Goal under fire for failing to go public with search for new CEO
Embattled charity Goal has been criticised for failing to publicly advertise the position of chief executive following the shock resignation of Barry Andrews.
The news of Mr Andrews's departure emerged yesterday as US authorities continue to investigate Goal's multi-million euro operation in Syria.
The investigation by the United States Agency for International Development (USAID) is examining allegations of bribery and bid-rigging involving suppliers on the Turkey-Syria border.
The Department of Foreign Affairs has said it is withholding €10.1m in State funding while the probe is under way.
But the charity has been dealt a further blow following the resignation of Mr Andrews, a former Fianna Fáil minister.

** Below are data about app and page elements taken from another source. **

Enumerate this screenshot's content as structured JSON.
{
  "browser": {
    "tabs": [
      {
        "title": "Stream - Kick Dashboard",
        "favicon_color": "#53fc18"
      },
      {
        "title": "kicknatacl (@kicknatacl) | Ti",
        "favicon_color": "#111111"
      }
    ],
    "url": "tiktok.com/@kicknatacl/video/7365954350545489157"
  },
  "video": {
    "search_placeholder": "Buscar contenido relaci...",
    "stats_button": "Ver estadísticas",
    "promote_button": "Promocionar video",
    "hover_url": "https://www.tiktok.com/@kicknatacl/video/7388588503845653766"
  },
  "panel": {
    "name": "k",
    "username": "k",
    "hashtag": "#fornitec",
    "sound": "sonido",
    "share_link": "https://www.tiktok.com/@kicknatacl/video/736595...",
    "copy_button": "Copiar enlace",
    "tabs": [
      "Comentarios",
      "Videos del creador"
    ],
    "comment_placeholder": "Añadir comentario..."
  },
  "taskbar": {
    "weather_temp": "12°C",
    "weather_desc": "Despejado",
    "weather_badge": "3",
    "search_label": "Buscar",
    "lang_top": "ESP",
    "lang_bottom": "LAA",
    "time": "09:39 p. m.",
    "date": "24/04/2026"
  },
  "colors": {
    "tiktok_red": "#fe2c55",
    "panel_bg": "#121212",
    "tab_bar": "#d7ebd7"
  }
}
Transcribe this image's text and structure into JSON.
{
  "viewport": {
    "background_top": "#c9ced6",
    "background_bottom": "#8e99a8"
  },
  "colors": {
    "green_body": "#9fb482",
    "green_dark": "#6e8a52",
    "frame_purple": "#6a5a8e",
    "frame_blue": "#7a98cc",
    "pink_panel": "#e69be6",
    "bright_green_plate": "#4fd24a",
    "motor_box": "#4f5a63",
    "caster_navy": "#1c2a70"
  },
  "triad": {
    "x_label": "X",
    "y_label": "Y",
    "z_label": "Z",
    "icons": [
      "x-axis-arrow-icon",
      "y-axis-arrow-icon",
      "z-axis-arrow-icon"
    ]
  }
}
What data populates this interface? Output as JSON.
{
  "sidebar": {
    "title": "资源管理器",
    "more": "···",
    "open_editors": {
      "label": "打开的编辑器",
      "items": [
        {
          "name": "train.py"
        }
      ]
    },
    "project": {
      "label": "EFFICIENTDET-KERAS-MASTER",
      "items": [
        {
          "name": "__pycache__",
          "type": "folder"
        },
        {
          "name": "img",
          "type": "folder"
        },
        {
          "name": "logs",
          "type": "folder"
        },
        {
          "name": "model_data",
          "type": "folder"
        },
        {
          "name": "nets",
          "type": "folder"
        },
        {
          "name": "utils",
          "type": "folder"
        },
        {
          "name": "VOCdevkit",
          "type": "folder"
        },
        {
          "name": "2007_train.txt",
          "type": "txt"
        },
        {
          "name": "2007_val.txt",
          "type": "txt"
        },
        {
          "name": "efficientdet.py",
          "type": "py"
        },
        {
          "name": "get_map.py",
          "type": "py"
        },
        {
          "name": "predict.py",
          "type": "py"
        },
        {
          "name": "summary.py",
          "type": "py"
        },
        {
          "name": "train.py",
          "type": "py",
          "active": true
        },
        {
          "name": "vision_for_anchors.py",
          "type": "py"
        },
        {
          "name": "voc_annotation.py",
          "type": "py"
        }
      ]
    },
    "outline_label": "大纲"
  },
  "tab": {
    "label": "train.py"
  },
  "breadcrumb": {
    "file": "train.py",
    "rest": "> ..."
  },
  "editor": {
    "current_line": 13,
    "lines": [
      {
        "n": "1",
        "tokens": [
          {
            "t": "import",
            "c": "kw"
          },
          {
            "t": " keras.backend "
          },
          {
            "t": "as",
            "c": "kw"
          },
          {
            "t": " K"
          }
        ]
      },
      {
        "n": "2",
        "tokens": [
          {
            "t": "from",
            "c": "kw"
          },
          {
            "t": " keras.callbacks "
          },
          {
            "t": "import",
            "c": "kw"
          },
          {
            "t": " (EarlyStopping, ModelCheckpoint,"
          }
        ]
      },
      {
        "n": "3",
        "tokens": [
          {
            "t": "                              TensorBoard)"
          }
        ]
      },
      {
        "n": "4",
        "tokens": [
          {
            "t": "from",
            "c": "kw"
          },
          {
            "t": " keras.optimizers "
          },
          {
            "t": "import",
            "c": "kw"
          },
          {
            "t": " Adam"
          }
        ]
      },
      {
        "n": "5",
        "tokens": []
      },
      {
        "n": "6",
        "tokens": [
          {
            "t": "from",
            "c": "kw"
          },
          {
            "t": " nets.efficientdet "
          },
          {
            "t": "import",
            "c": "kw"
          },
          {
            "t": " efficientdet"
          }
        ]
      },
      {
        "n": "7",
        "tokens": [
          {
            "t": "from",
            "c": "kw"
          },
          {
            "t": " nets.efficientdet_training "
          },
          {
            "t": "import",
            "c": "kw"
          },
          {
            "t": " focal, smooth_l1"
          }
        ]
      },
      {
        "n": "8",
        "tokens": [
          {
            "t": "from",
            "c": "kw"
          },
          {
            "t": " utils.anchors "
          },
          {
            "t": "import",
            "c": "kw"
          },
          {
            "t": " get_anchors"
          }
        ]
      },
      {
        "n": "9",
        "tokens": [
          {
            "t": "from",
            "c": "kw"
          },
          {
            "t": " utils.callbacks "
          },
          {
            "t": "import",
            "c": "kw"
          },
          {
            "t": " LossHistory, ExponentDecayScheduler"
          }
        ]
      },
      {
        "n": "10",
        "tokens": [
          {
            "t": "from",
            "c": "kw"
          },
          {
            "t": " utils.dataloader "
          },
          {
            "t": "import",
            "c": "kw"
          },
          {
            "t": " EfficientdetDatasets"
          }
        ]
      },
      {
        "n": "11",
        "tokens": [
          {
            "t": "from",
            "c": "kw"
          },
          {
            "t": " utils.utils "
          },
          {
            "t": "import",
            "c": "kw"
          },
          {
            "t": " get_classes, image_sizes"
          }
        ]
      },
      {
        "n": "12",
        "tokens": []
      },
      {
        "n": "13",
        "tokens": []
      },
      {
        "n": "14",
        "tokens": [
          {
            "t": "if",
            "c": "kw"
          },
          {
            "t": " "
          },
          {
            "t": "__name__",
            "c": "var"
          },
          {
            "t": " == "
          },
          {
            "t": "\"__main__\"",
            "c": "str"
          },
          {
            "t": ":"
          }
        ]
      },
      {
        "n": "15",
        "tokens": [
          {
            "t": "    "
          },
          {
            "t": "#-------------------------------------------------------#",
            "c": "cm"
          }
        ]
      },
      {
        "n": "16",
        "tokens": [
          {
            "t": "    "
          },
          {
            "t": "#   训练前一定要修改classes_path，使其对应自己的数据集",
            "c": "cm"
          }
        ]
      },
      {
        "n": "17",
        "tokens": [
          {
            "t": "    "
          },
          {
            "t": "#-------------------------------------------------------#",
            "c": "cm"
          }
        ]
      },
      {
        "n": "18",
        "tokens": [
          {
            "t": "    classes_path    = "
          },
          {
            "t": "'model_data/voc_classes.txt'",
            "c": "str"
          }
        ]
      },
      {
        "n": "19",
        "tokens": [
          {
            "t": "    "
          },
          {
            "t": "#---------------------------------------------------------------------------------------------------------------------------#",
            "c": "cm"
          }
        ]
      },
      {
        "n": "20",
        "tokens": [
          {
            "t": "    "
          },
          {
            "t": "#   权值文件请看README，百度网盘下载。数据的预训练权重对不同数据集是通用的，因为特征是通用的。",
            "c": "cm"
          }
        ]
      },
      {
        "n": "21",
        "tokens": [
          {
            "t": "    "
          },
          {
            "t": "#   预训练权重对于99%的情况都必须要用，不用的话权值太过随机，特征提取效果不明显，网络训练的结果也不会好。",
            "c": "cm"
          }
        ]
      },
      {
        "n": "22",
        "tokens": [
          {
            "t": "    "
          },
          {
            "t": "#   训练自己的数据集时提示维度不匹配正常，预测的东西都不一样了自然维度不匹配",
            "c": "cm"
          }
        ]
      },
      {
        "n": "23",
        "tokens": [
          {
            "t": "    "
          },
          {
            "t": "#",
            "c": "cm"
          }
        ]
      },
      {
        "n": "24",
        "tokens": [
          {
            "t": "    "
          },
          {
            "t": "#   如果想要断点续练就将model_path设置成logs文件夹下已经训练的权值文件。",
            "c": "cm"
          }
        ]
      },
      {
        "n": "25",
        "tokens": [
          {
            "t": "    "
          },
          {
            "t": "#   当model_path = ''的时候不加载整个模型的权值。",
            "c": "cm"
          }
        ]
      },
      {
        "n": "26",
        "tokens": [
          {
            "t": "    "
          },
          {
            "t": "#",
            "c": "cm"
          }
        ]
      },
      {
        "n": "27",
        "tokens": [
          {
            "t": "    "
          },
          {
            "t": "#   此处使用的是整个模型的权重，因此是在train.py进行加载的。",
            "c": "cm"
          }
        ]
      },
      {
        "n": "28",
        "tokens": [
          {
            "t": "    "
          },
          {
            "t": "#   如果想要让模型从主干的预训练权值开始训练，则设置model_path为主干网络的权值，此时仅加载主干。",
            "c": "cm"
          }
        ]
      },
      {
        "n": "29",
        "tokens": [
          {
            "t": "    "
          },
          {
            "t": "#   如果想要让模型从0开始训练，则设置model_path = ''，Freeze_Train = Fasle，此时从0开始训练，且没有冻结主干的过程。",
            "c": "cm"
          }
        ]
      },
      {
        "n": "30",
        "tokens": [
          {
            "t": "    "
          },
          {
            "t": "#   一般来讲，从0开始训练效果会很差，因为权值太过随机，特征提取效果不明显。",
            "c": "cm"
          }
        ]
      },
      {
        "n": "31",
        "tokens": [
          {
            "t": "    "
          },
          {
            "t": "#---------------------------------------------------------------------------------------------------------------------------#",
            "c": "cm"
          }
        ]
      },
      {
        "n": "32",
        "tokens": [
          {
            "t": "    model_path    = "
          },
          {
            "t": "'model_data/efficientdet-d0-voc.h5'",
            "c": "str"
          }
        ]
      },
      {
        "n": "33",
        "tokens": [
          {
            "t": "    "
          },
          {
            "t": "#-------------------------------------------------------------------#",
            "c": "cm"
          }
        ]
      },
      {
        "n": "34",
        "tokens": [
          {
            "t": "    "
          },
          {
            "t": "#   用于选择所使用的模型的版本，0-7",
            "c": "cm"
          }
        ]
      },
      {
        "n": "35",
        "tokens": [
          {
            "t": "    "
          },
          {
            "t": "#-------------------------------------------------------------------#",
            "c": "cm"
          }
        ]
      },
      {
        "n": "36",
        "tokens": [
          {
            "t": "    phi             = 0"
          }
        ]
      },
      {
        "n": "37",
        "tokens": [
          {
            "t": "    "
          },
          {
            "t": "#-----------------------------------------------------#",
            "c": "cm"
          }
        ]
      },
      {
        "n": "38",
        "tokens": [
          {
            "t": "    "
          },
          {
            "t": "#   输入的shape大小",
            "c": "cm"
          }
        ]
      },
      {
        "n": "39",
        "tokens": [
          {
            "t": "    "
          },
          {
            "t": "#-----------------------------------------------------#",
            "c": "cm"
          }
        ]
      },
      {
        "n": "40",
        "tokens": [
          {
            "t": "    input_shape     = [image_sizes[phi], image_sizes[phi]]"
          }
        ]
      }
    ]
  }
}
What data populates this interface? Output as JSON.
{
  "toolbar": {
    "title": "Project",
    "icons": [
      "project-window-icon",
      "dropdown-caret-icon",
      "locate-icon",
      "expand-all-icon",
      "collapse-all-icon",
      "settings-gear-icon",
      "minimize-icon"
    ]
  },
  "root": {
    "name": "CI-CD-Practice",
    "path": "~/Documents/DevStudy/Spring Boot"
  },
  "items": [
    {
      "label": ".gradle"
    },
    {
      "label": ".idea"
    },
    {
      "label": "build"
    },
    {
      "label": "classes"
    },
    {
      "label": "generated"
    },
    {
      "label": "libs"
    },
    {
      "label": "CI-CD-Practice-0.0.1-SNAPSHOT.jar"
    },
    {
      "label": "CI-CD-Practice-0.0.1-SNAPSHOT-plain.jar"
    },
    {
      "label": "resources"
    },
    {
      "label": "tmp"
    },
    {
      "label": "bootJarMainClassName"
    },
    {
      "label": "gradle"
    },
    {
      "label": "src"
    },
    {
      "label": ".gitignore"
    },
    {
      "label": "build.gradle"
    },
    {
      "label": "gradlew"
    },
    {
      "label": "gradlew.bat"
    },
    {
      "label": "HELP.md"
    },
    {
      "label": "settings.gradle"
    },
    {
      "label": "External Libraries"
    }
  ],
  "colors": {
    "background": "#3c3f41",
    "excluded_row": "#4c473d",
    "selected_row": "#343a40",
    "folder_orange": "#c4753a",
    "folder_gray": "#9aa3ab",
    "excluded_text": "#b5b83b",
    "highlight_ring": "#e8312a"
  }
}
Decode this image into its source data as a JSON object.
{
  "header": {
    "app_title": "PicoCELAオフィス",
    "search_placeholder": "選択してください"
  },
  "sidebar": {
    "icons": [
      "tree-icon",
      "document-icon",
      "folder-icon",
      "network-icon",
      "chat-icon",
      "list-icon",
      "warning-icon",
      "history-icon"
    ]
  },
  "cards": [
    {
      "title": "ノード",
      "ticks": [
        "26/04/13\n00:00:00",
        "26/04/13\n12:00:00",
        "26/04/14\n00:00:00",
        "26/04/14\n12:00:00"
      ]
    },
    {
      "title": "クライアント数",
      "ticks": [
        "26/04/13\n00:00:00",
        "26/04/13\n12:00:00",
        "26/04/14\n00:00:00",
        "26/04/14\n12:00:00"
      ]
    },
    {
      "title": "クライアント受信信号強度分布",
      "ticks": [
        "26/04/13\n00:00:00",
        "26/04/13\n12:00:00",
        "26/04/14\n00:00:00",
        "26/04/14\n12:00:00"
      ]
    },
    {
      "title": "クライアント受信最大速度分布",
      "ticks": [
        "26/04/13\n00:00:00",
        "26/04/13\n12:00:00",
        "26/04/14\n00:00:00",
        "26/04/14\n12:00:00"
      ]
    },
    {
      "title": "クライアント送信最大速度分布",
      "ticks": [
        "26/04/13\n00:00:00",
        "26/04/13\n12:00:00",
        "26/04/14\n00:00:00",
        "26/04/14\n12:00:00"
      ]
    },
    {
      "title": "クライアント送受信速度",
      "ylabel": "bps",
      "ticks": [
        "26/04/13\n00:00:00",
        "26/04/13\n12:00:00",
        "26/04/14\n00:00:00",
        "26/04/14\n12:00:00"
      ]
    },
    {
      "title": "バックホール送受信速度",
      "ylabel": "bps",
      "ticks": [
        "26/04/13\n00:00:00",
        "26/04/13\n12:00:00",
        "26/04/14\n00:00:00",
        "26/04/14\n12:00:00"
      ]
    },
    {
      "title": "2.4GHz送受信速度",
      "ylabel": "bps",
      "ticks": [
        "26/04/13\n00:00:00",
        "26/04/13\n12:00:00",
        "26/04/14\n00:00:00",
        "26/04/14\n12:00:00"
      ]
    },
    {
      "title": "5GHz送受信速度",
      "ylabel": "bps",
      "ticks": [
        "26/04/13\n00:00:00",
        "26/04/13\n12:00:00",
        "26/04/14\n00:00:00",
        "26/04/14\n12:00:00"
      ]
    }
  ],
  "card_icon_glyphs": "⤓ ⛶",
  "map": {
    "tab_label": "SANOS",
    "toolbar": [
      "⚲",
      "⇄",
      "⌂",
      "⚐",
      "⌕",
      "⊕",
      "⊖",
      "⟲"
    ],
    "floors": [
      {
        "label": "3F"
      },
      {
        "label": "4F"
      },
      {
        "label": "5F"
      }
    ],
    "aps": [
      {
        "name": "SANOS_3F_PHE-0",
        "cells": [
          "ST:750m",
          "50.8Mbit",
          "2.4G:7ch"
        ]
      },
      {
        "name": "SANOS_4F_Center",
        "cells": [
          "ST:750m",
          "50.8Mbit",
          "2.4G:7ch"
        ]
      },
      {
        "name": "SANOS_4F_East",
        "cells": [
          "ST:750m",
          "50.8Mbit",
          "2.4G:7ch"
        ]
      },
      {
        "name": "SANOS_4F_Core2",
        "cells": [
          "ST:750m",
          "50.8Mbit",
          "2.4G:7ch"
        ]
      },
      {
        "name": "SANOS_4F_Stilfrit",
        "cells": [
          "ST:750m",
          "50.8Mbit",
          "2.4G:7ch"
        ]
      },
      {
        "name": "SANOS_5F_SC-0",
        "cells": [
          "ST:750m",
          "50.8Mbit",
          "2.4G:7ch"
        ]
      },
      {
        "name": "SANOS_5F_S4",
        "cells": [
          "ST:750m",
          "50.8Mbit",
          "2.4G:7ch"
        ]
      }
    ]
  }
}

Mr Andrews, who notified the board of his resignation in August, yesterday said the charity required a "fresh start" in terms of leadership.
"I very strongly feel that all of us are replaceable and we have to take responsibility when things go wrong from time to time," he told RTÉ's 'Morning Ireland'.
The charity is understood to have chosen Mr Andrews's replacement, which it says will be announced next month.
But Social Democrats TD Catherine Murphy last night, criticised the failure of Goal to put the job out for advertisement.
Ms Murphy said that given the level of taxpayers' money involved, the charity needed to be "entirely transparent".
"I am very surprised about the sequence of events here. It is good practice for a transparent process to be held in filling these vacancies," she told the Irish Independent.
Fianna Fáil senator Mark Daly said he believed Goal should be called before the Oireachtas Foreign Affairs committee to answer questions on the appointment process and the US investigation.
In a statement, a spokesman for the charity defended the appointment process.
"The board felt that at this challenging time in Goal's development it would be inappropriate to conduct a public recruitment for the position.
"Goal needed a person with a very specific skill set in order to restore confidence to donors and the general public. It was felt the best manner to identify this person was by the means used."
In relation to the ongoing investigation by the US authorities, Foreign Affairs Minister Charlie Flanagan said yesterday that he had serious concerns.
"I have been seriously concerned about the issues under investigation by the US relating to procurement practices for humanitarian assistance operations for Syria, since learning of the investigation at the end of April," Mr Flanagan said. But he went to recognise Mr Andrews's contribution to the charity.
"My department has been in regular contact with the US authorities and with Goal. I outlined the Government's concerns in a meeting with the chair and members of the board of Goal last month," he added.
Dóchas, the association of of Non-Governmental Development Organisations (NGOs), said it was clear there were weaknesses in Goal's internal procedures.
"It is imperative that Goal makes the necessary changes to these procedures as quickly as possible, in order to fully assure their donors and the wider public."